We conclude that the trial court erred because the Department sufficiently notified Esther that her estate could be subject to estate recovery. MCL 400.112g(7) allows the Department to engage in estate
recovery when the individual has sought Medicaid benefits after being provided with a notice regarding estate recovery. [310 Mich.App. 274] In this case, Robert sought Medicaid benefits on Esther's behalf in 2012, after the Department provided him with a proper notice regarding estate recovery. MCL 400.112g(3)(e) did not require the Department to provide this notice when Esther enrolled in Medicaid.
IV. DUE PROCESS
The Department contends that the trial court erred when it determined that allowing estate recovery in this case would violate the estate's due process rights. We agree.
The Fourteenth Amendment to the United States Constitution and Article 1, § 17 of Michigan's 1963 Constitution provide that the state shall not deprive a person of life, liberty, or property without due process of law. Elba Twp, 493 Mich. at 288. When a protected property interest is at stake, due process generally requires notice and an opportunity to be heard. Hinky Dinky Supermarket, Inc v Dep't of Community Health, 261 Mich.App. 604, 606; 683 N.W.2d 759 (2004). Due process is a flexible concept and different situations may demand different procedural protections. Mathews v Eldridge, 424 U.S. 319, 334; 96 S.Ct. 893; 47 L.Ed.2d 18 (1976). The fundamental requirement of due process is the opportunity to be heard " at a meaningful time and in a meaningful manner." Id. at 333 (quotation marks and citation omitted). The question is whether the government provided " notice reasonably calculated, under all the circumstances, to apprise interested parties of the pendency of the action and afford them an opportunity to present their objections." In re Petition by Wayne Co Treasurer, 478 Mich. 1, 9; 732 N.W.2d 458 (2007) (quotation marks and citations omitted).

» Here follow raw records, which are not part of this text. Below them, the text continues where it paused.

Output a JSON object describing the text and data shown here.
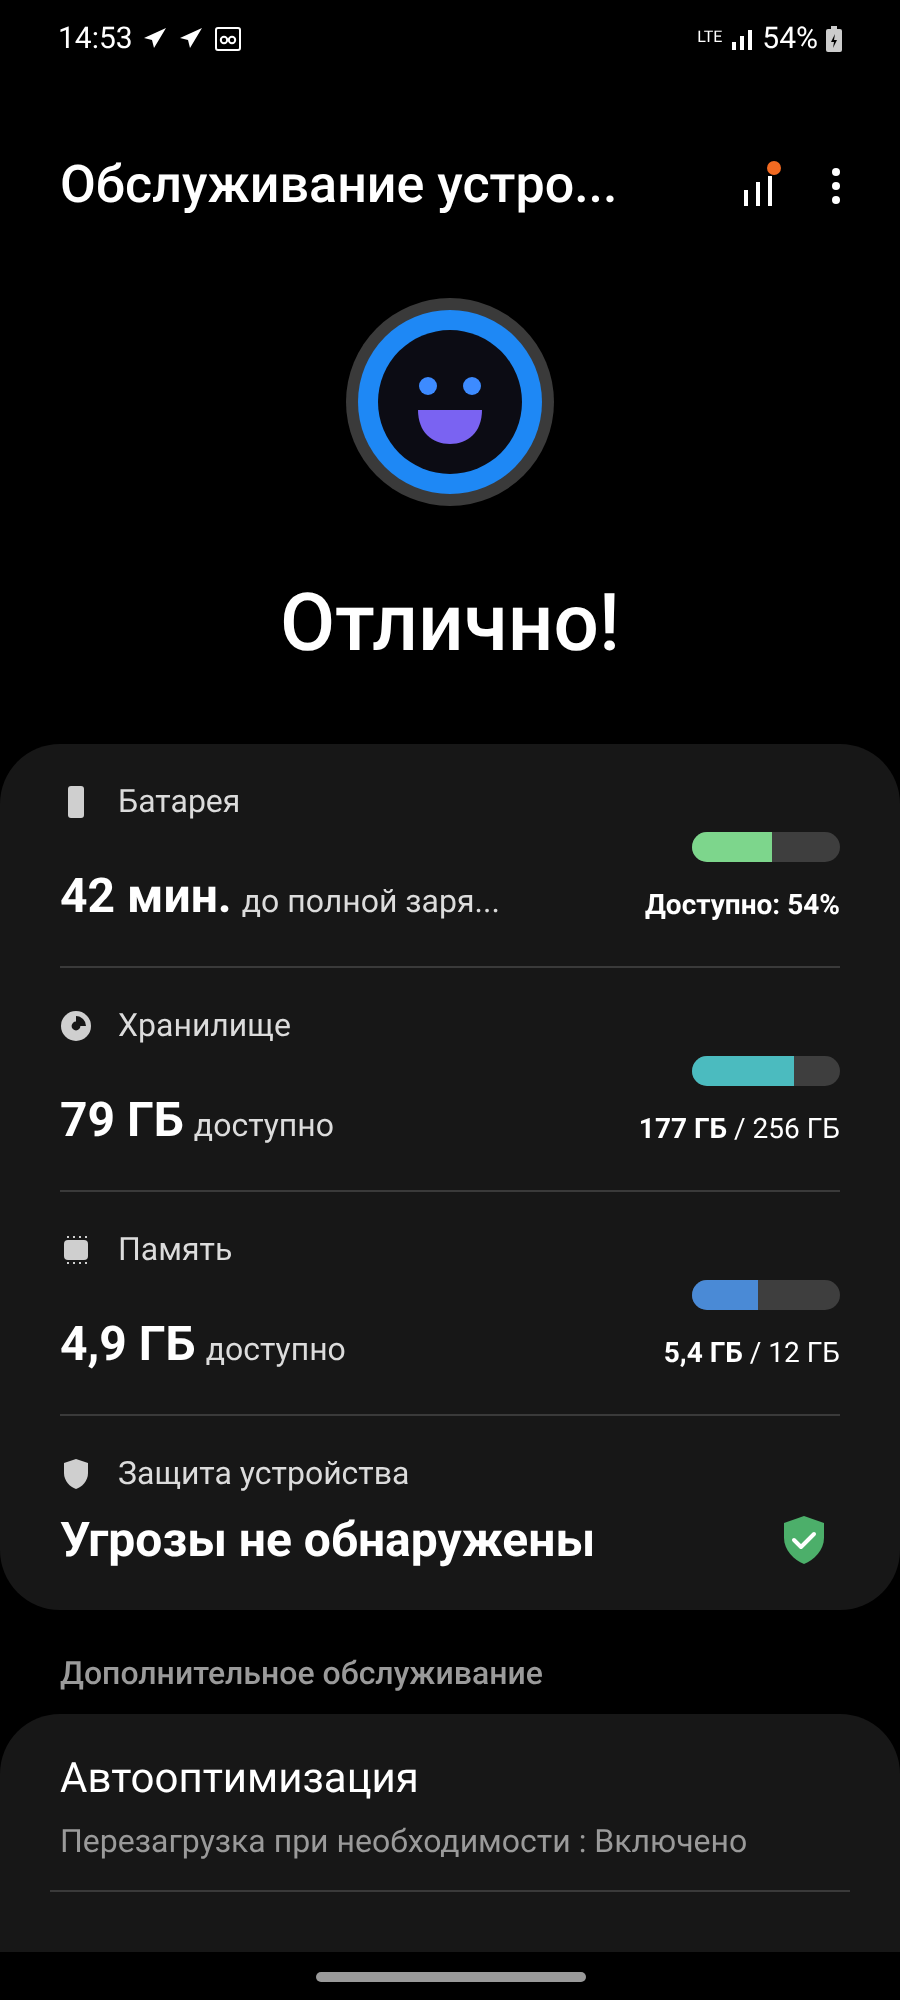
{
  "status_bar": {
    "time": "14:53",
    "network": "LTE",
    "battery": "54%"
  },
  "header": {
    "title": "Обслуживание устро..."
  },
  "hero": {
    "status": "Отлично!"
  },
  "items": [
    {
      "kind": "meter",
      "label": "Батарея",
      "value": "42 мин.",
      "suffix": "до полной заря...",
      "level": 0.54,
      "color": "#7dd68c",
      "reading": "**Доступно: 54%**"
    },
    {
      "kind": "meter",
      "label": "Хранилище",
      "value": "79 ГБ",
      "suffix": "доступно",
      "level": 0.69,
      "color": "#4bbbbf",
      "reading": "**177 ГБ** / 256 ГБ"
    },
    {
      "kind": "meter",
      "label": "Память",
      "value": "4,9 ГБ",
      "suffix": "доступно",
      "level": 0.45,
      "color": "#4a8ad6",
      "reading": "**5,4 ГБ** / 12 ГБ"
    },
    {
      "kind": "status",
      "label": "Защита устройства",
      "value": "Угрозы не обнаружены"
    }
  ],
  "section": {
    "title": "Дополнительное обслуживание"
  },
  "extra": [
    {
      "title": "Автооптимизация",
      "subtitle": "Перезагрузка при необходимости : Включено"
    }
  ]
}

[310 Mich.App. 275] In this case, the trial court determined that allowing estate recovery under the Act would violate Esther's right to due process because she did not receive notice of estate recovery at the time that she enrolled, as required by MCL 400.112g. However, we have already determined that MCL 400.112g does not require notice at the time of enrollment. Further, the trial court's decision improperly conflated statutory notice issues with the notice issues involved in due process. In this case, the estate was personally apprised of the Department's action seeking estate recovery, and it had the opportunity to contest the possible deprivation of its property in the probate court. It received both notice and a hearing, which is what due process requires. See Hinky Dinky Supermarket, Inc, 261 Mich.App. at 606.
We reverse and remand for further proceedings consistent with this opinion. We do not retain jurisdiction. Because the appeal involved an issue of public concern, no costs. MCR 7.219.